Making sense of digital information is a growing problem in almost every domain, ranging from scientists needing to stay current with new research, to companies aiming to provide the best service for their customers. What is common to such "Big Data" problems is not only the scale of the data, but also the complexity of the human processes that continuously interact with digital environments and generate new data.
Focusing on learning problems that arise in retrieval and recommender systems, I will show how we can develop principled approaches that explicitly model the process of continuously learning with humans in the loop while improving system utility. As one example, I will present the linear submodular bandits problem, which jointly addresses the challenges of selecting optimally diversified recommendations and balancing the exploration/exploitation tradeoff when personalizing via user feedback. More generally, I will show how to integrate the collection of training data with the user's use of the system in a variety of applications, ranging from long-term optimization of personalized recommender systems to disambiguation within a single search session.

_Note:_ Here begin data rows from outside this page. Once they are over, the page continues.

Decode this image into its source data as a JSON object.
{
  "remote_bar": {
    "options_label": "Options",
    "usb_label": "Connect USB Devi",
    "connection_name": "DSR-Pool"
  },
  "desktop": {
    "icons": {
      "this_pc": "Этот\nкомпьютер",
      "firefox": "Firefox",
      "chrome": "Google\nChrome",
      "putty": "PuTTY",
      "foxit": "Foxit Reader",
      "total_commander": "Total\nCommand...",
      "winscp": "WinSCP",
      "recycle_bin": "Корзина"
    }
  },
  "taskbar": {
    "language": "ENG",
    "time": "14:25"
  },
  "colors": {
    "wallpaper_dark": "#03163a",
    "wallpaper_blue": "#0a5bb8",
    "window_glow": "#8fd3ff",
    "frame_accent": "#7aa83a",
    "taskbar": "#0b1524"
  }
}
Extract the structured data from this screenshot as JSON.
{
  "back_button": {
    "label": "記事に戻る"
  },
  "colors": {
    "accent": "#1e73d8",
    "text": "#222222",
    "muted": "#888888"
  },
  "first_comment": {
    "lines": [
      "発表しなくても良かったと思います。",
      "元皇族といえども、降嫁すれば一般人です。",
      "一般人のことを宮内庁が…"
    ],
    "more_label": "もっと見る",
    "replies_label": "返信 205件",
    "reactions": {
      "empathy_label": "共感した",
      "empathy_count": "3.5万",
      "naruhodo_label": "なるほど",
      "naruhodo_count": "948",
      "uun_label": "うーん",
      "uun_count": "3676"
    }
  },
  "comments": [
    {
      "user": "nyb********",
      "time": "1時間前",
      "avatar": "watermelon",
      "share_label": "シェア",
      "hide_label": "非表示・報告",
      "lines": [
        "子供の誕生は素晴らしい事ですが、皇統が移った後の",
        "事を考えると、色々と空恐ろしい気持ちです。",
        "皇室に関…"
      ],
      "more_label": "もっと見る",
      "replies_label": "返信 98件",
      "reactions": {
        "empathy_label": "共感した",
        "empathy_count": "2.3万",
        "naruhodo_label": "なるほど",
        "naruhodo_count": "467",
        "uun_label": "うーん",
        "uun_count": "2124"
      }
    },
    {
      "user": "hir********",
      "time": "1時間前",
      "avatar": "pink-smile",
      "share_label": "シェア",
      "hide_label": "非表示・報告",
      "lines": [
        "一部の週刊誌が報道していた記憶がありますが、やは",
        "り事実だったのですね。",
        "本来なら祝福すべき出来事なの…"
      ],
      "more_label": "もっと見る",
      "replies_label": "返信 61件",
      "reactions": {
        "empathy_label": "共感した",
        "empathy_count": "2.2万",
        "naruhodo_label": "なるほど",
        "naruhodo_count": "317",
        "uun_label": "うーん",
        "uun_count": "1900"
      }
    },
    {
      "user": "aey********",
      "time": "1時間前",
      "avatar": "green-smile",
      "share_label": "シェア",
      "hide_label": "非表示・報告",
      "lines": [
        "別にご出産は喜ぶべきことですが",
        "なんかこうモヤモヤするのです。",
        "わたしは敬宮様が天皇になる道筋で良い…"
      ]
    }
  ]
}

Yisong Yue is a postdoctoral researcher in the Machine Learning Department and the iLab at Carnegie Mellon University. His research interests lie primarily in machine learning approaches to structured prediction and interactive systems, with an application focus in developing new approaches for information retrieval and access. He received a Ph.D. from Cornell University and a B.S. from the University of Illinois at Urbana-Champaign. He is the author of the SVM-map software package for optimizing mean average precision using support vector machines. His current research focuses on machine learning approaches to diversified retrieval and interactive information systems.